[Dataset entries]
Segment Open

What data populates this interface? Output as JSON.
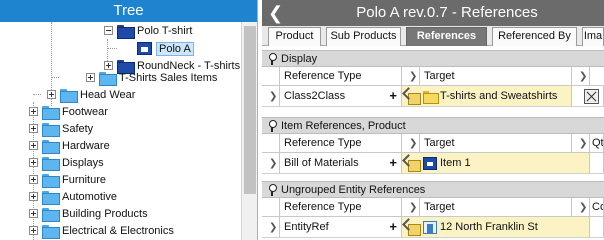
{
  "tree": {
    "title": "Tree",
    "rows": [
      {
        "label": "Polo T-shirt"
      },
      {
        "label": "Polo A"
      },
      {
        "label": "RoundNeck - T-shirts"
      },
      {
        "label": "T-Shirts Sales Items"
      },
      {
        "label": "Head Wear"
      },
      {
        "label": "Footwear"
      },
      {
        "label": "Safety"
      },
      {
        "label": "Hardware"
      },
      {
        "label": "Displays"
      },
      {
        "label": "Furniture"
      },
      {
        "label": "Automotive"
      },
      {
        "label": "Building Products"
      },
      {
        "label": "Electrical & Electronics"
      }
    ]
  },
  "detail": {
    "title": "Polo A rev.0.7 - References",
    "back_icon": "chevron-left-icon",
    "tabs": [
      {
        "label": "Product"
      },
      {
        "label": "Sub Products"
      },
      {
        "label": "References",
        "active": true
      },
      {
        "label": "Referenced By"
      },
      {
        "label": "Ima"
      }
    ],
    "sections": [
      {
        "title": "Display",
        "col_reftype": "Reference Type",
        "col_target": "Target",
        "row": {
          "reftype": "Class2Class",
          "target": "T-shirts and Sweatshirts"
        }
      },
      {
        "title": "Item References, Product",
        "col_reftype": "Reference Type",
        "col_target": "Target",
        "col_extra": "Qty",
        "row": {
          "reftype": "Bill of Materials",
          "target": "Item 1"
        }
      },
      {
        "title": "Ungrouped Entity References",
        "col_reftype": "Reference Type",
        "col_target": "Target",
        "col_extra": "Co",
        "row": {
          "reftype": "EntityRef",
          "target": "12 North Franklin St"
        }
      }
    ]
  }
}
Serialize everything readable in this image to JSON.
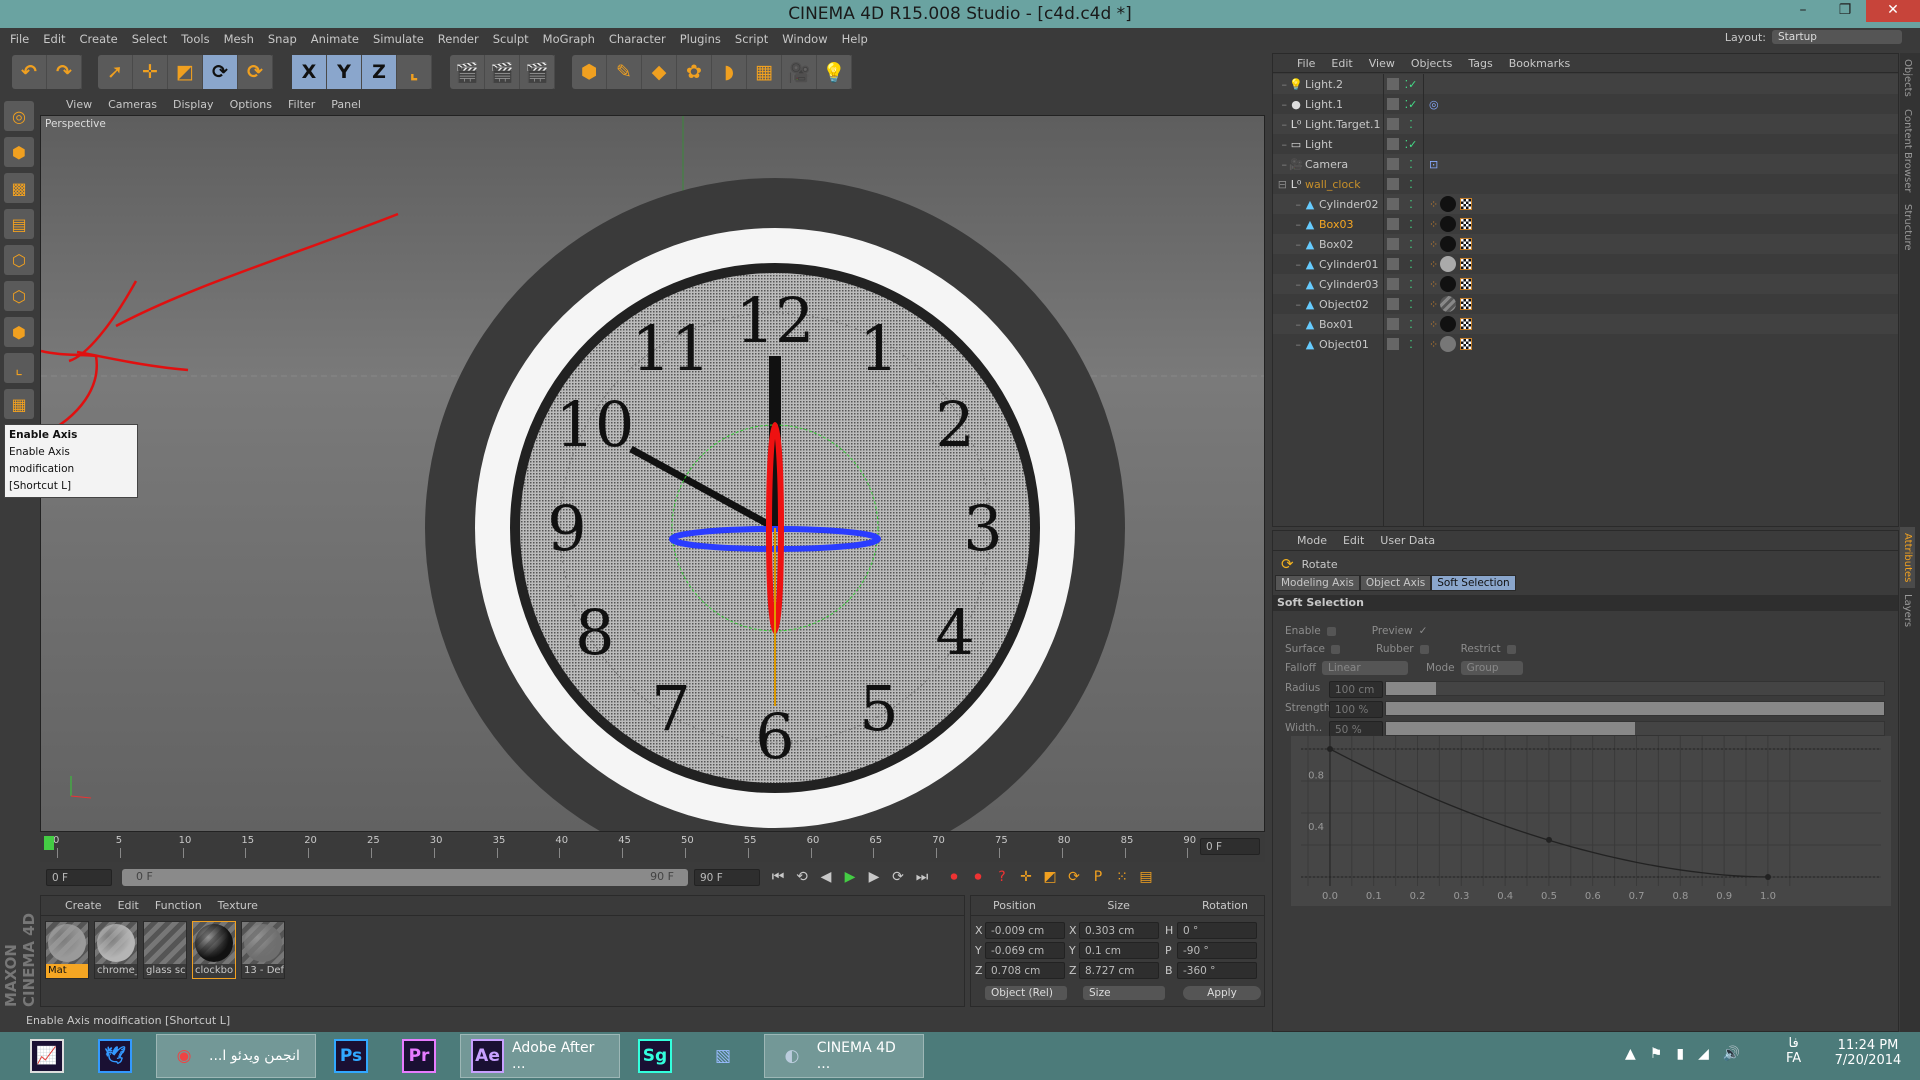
{
  "window": {
    "title": "CINEMA 4D R15.008 Studio - [c4d.c4d *]",
    "controls": [
      "–",
      "❐",
      "✕"
    ]
  },
  "menu": [
    "File",
    "Edit",
    "Create",
    "Select",
    "Tools",
    "Mesh",
    "Snap",
    "Animate",
    "Simulate",
    "Render",
    "Sculpt",
    "MoGraph",
    "Character",
    "Plugins",
    "Script",
    "Window",
    "Help"
  ],
  "layout": {
    "label": "Layout:",
    "value": "Startup"
  },
  "toolbar": {
    "groups": [
      {
        "icons": [
          {
            "name": "undo-icon",
            "glyph": "↶"
          },
          {
            "name": "redo-icon",
            "glyph": "↷"
          }
        ]
      },
      {
        "icons": [
          {
            "name": "live-selection-icon",
            "glyph": "➚"
          },
          {
            "name": "move-icon",
            "glyph": "✛"
          },
          {
            "name": "scale-icon",
            "glyph": "◩"
          },
          {
            "name": "rotate-icon",
            "glyph": "⟳",
            "on": true
          },
          {
            "name": "recent-tool-icon",
            "glyph": "⟳"
          }
        ]
      },
      {
        "icons": [
          {
            "name": "x-axis-icon",
            "glyph": "X",
            "on": true
          },
          {
            "name": "y-axis-icon",
            "glyph": "Y",
            "on": true
          },
          {
            "name": "z-axis-icon",
            "glyph": "Z",
            "on": true
          },
          {
            "name": "coordinate-system-icon",
            "glyph": "⌞"
          }
        ]
      },
      {
        "icons": [
          {
            "name": "render-view-icon",
            "glyph": "🎬"
          },
          {
            "name": "render-picture-viewer-icon",
            "glyph": "🎬"
          },
          {
            "name": "edit-render-settings-icon",
            "glyph": "🎬"
          }
        ]
      },
      {
        "icons": [
          {
            "name": "cube-icon",
            "glyph": "⬢"
          },
          {
            "name": "spline-pen-icon",
            "glyph": "✎"
          },
          {
            "name": "subdivision-surface-icon",
            "glyph": "◆"
          },
          {
            "name": "array-icon",
            "glyph": "✿"
          },
          {
            "name": "bend-deformer-icon",
            "glyph": "◗"
          },
          {
            "name": "floor-icon",
            "glyph": "▦"
          },
          {
            "name": "camera-icon",
            "glyph": "🎥"
          },
          {
            "name": "light-icon",
            "glyph": "💡"
          }
        ]
      }
    ]
  },
  "left_tools": [
    {
      "name": "make-editable-icon",
      "glyph": "◎"
    },
    {
      "name": "model-mode-icon",
      "glyph": "⬢"
    },
    {
      "name": "texture-mode-icon",
      "glyph": "▩"
    },
    {
      "name": "workplane-icon",
      "glyph": "▤"
    },
    {
      "name": "points-mode-icon",
      "glyph": "⬡"
    },
    {
      "name": "edges-mode-icon",
      "glyph": "⬡"
    },
    {
      "name": "polygons-mode-icon",
      "glyph": "⬢"
    },
    {
      "name": "enable-axis-icon",
      "glyph": "⌞"
    },
    {
      "name": "tweak-icon",
      "glyph": "▦"
    },
    {
      "name": "snap-icon",
      "glyph": "U"
    }
  ],
  "tooltip": {
    "title": "Enable Axis",
    "desc": "Enable Axis modification",
    "shortcut": "[Shortcut L]"
  },
  "viewport": {
    "menu": [
      "View",
      "Cameras",
      "Display",
      "Options",
      "Filter",
      "Panel"
    ],
    "label": "Perspective",
    "clock_numbers": [
      "12",
      "1",
      "2",
      "3",
      "4",
      "5",
      "6",
      "7",
      "8",
      "9",
      "10",
      "11"
    ]
  },
  "timeline": {
    "ticks": [
      "0",
      "5",
      "10",
      "15",
      "20",
      "25",
      "30",
      "35",
      "40",
      "45",
      "50",
      "55",
      "60",
      "65",
      "70",
      "75",
      "80",
      "85",
      "90"
    ],
    "current_frame": "0 F",
    "start": "0 F",
    "range_start": "0 F",
    "range_end": "90 F",
    "end": "90 F"
  },
  "materials": {
    "menu": [
      "Create",
      "Edit",
      "Function",
      "Texture"
    ],
    "items": [
      {
        "label": "Mat",
        "color": "#9a9a9a",
        "selected": true
      },
      {
        "label": "chrome_",
        "color": "#b5b5b5"
      },
      {
        "label": "glass sci",
        "color": "transparent"
      },
      {
        "label": "clockbo",
        "color": "#111111",
        "active": true
      },
      {
        "label": "13 - Def",
        "color": "#6e6e6e"
      }
    ]
  },
  "coords": {
    "headers": [
      "Position",
      "Size",
      "Rotation"
    ],
    "rows": [
      {
        "axis": "X",
        "pos": "-0.009 cm",
        "saxis": "X",
        "size": "0.303 cm",
        "raxis": "H",
        "rot": "0 °"
      },
      {
        "axis": "Y",
        "pos": "-0.069 cm",
        "saxis": "Y",
        "size": "0.1 cm",
        "raxis": "P",
        "rot": "-90 °"
      },
      {
        "axis": "Z",
        "pos": "0.708 cm",
        "saxis": "Z",
        "size": "8.727 cm",
        "raxis": "B",
        "rot": "-360 °"
      }
    ],
    "mode": "Object (Rel)",
    "size_mode": "Size",
    "apply": "Apply"
  },
  "status": "Enable Axis modification [Shortcut L]",
  "objects": {
    "menu": [
      "File",
      "Edit",
      "View",
      "Objects",
      "Tags",
      "Bookmarks"
    ],
    "rows": [
      {
        "name": "Light.2",
        "icon": "light-bulb-icon",
        "glyph": "💡",
        "check": true,
        "indent": 0
      },
      {
        "name": "Light.1",
        "icon": "spot-light-icon",
        "glyph": "●",
        "check": true,
        "indent": 0,
        "tag": "target-tag"
      },
      {
        "name": "Light.Target.1",
        "icon": "null-icon",
        "glyph": "L⁰",
        "indent": 0
      },
      {
        "name": "Light",
        "icon": "area-light-icon",
        "glyph": "▭",
        "check": true,
        "indent": 0
      },
      {
        "name": "Camera",
        "icon": "camera-icon",
        "glyph": "🎥",
        "indent": 0,
        "tag": "protection-tag"
      },
      {
        "name": "wall_clock",
        "icon": "null-icon",
        "glyph": "L⁰",
        "indent": 0,
        "group": true
      },
      {
        "name": "Cylinder02",
        "icon": "polygon-object-icon",
        "glyph": "▲",
        "indent": 1,
        "mat": "#111"
      },
      {
        "name": "Box03",
        "icon": "polygon-object-icon",
        "glyph": "▲",
        "indent": 1,
        "mat": "#111",
        "selected": true
      },
      {
        "name": "Box02",
        "icon": "polygon-object-icon",
        "glyph": "▲",
        "indent": 1,
        "mat": "#111"
      },
      {
        "name": "Cylinder01",
        "icon": "polygon-object-icon",
        "glyph": "▲",
        "indent": 1,
        "mat": "#aaa"
      },
      {
        "name": "Cylinder03",
        "icon": "polygon-object-icon",
        "glyph": "▲",
        "indent": 1,
        "mat": "#111"
      },
      {
        "name": "Object02",
        "icon": "polygon-object-icon",
        "glyph": "▲",
        "indent": 1,
        "mat": "stripe"
      },
      {
        "name": "Box01",
        "icon": "polygon-object-icon",
        "glyph": "▲",
        "indent": 1,
        "mat": "#111"
      },
      {
        "name": "Object01",
        "icon": "polygon-object-icon",
        "glyph": "▲",
        "indent": 1,
        "mat": "#777"
      }
    ]
  },
  "attributes": {
    "menu": [
      "Mode",
      "Edit",
      "User Data"
    ],
    "tool": "Rotate",
    "tabs": [
      {
        "label": "Modeling Axis"
      },
      {
        "label": "Object Axis"
      },
      {
        "label": "Soft Selection",
        "on": true
      }
    ],
    "section": "Soft Selection",
    "enable": "Enable",
    "preview": "Preview",
    "surface": "Surface",
    "rubber": "Rubber",
    "restrict": "Restrict",
    "falloff_label": "Falloff",
    "falloff": "Linear",
    "mode_label": "Mode",
    "mode": "Group",
    "radius_label": "Radius",
    "radius": "100 cm",
    "radius_fill": 0.1,
    "strength_label": "Strength",
    "strength": "100 %",
    "strength_fill": 1.0,
    "width_label": "Width..",
    "width": "50 %",
    "width_fill": 0.5,
    "curve": {
      "x": [
        0,
        0.5,
        1.0
      ],
      "y": [
        1.0,
        0.29,
        0
      ],
      "xticks": [
        "0.0",
        "0.1",
        "0.2",
        "0.3",
        "0.4",
        "0.5",
        "0.6",
        "0.7",
        "0.8",
        "0.9",
        "1.0"
      ],
      "yticks": [
        "0.8",
        "0.4"
      ]
    }
  },
  "side_tabs": [
    "Objects",
    "Content Browser",
    "Structure",
    "Attributes",
    "Layers"
  ],
  "taskbar": {
    "items": [
      {
        "label": "",
        "icon": "resource-monitor-icon",
        "glyph": "📈",
        "color": "#ddd"
      },
      {
        "label": "",
        "icon": "bird-app-icon",
        "glyph": "🕊",
        "color": "#39f"
      },
      {
        "label": "...انجمن ویدئو ا",
        "icon": "chrome-icon",
        "glyph": "◉",
        "color": "#e44",
        "open": true
      },
      {
        "label": "",
        "icon": "photoshop-icon",
        "glyph": "Ps",
        "color": "#31a8ff"
      },
      {
        "label": "",
        "icon": "premiere-icon",
        "glyph": "Pr",
        "color": "#e77cff"
      },
      {
        "label": "Adobe After ...",
        "icon": "after-effects-icon",
        "glyph": "Ae",
        "color": "#c7a0ff",
        "open": true
      },
      {
        "label": "",
        "icon": "speedgrade-icon",
        "glyph": "Sg",
        "color": "#3fd"
      },
      {
        "label": "",
        "icon": "app-icon",
        "glyph": "▧",
        "color": "#9bf"
      },
      {
        "label": "CINEMA 4D ...",
        "icon": "cinema4d-icon",
        "glyph": "◐",
        "color": "#bcd",
        "open": true
      }
    ],
    "lang": "FA",
    "lang2": "فا",
    "time": "11:24 PM",
    "date": "7/20/2014"
  }
}
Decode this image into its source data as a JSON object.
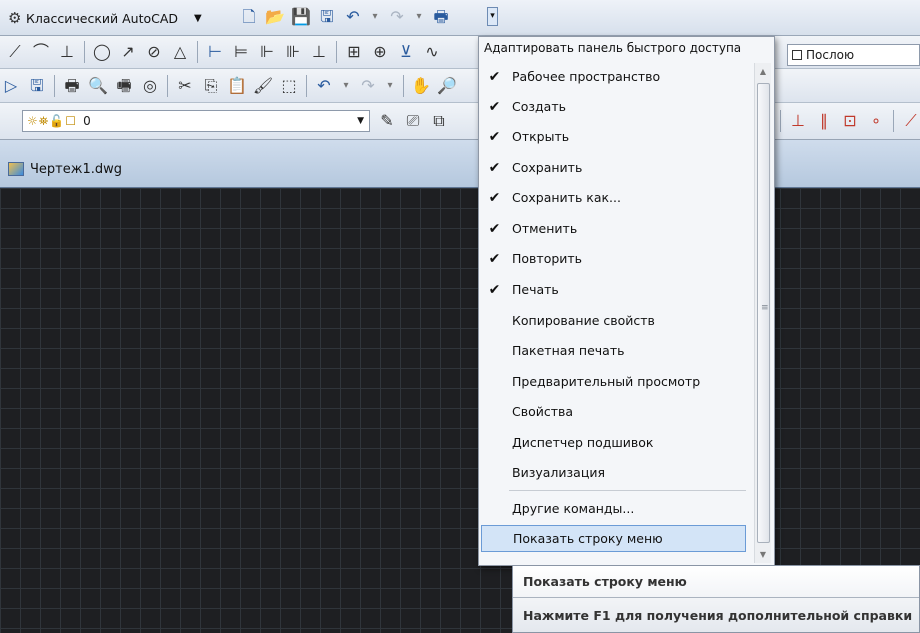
{
  "quick_access": {
    "workspace": "Классический AutoCAD",
    "icons": [
      "new-icon",
      "open-icon",
      "save-icon",
      "save-as-icon",
      "undo-icon",
      "redo-icon",
      "plot-icon"
    ]
  },
  "properties": {
    "color_value": "Послою"
  },
  "layers": {
    "current_layer": "0"
  },
  "document_tab": {
    "label": "Чертеж1.dwg"
  },
  "customize_menu": {
    "header": "Адаптировать панель быстрого доступа",
    "items": [
      {
        "label": "Рабочее пространство",
        "checked": "✔"
      },
      {
        "label": "Создать",
        "checked": "✔"
      },
      {
        "label": "Открыть",
        "checked": "✔"
      },
      {
        "label": "Сохранить",
        "checked": "✔"
      },
      {
        "label": "Сохранить как...",
        "checked": "✔"
      },
      {
        "label": "Отменить",
        "checked": "✔"
      },
      {
        "label": "Повторить",
        "checked": "✔"
      },
      {
        "label": "Печать",
        "checked": "✔"
      },
      {
        "label": "Копирование свойств",
        "checked": ""
      },
      {
        "label": "Пакетная печать",
        "checked": ""
      },
      {
        "label": "Предварительный просмотр",
        "checked": ""
      },
      {
        "label": "Свойства",
        "checked": ""
      },
      {
        "label": "Диспетчер подшивок",
        "checked": ""
      },
      {
        "label": "Визуализация",
        "checked": ""
      }
    ],
    "more_commands": "Другие команды...",
    "show_menu_bar": "Показать строку меню"
  },
  "tooltip": {
    "title": "Показать строку меню",
    "help": "Нажмите F1 для получения дополнительной справки"
  },
  "colors": {
    "canvas_bg": "#1e1f22",
    "grid": "#30353b",
    "highlight": "#d3e4f7",
    "highlight_border": "#6b9bd6"
  }
}
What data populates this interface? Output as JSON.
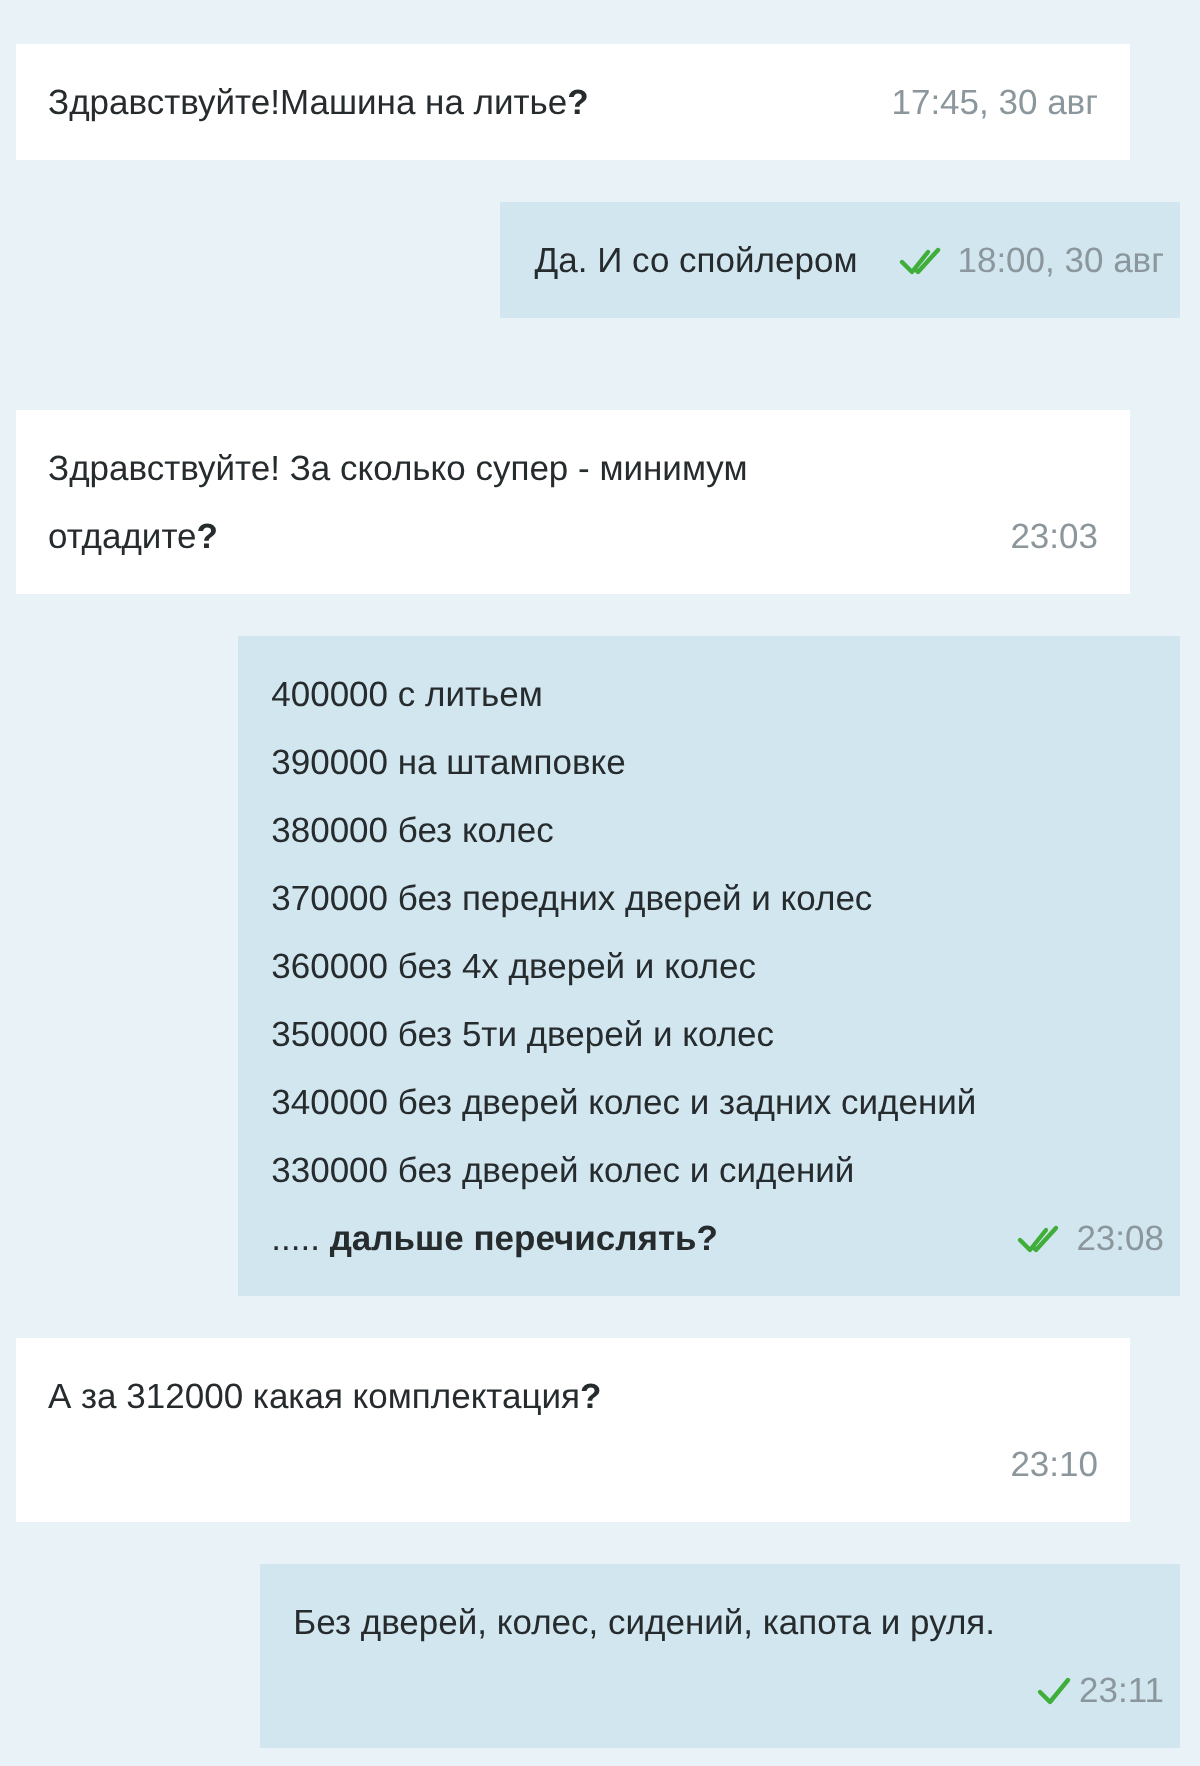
{
  "messages": [
    {
      "outgoing": false,
      "kind": "inline",
      "lines": [
        "Здравствуйте!Машина на литье**?**"
      ],
      "time": "17:45, 30 авг"
    },
    {
      "outgoing": true,
      "kind": "inline",
      "lines": [
        "Да. И со спойлером"
      ],
      "time": "18:00, 30 авг",
      "read": true
    },
    {
      "outgoing": false,
      "kind": "inline",
      "lines": [
        "Здравствуйте! За сколько супер - минимум",
        "отдадите**?**"
      ],
      "time": "23:03"
    },
    {
      "outgoing": true,
      "kind": "inline",
      "lines": [
        "400000 с литьем",
        "390000 на штамповке",
        "380000 без колес",
        "370000 без передних дверей и колес",
        "360000 без 4х дверей и колес",
        "350000 без 5ти дверей и колес",
        "340000 без дверей колес и задних сидений",
        "330000 без дверей колес и сидений",
        "..... **дальше перечислять?**"
      ],
      "time": "23:08",
      "read": true
    },
    {
      "outgoing": false,
      "kind": "stacked",
      "lines": [
        "А за 312000 какая комплектация**?**"
      ],
      "time": "23:10"
    },
    {
      "outgoing": true,
      "kind": "stacked",
      "lines": [
        "Без дверей, колес, сидений, капота и руля."
      ],
      "time": "23:11",
      "read": false
    }
  ]
}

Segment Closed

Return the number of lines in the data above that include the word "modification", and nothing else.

OUTPUT BELOW - 2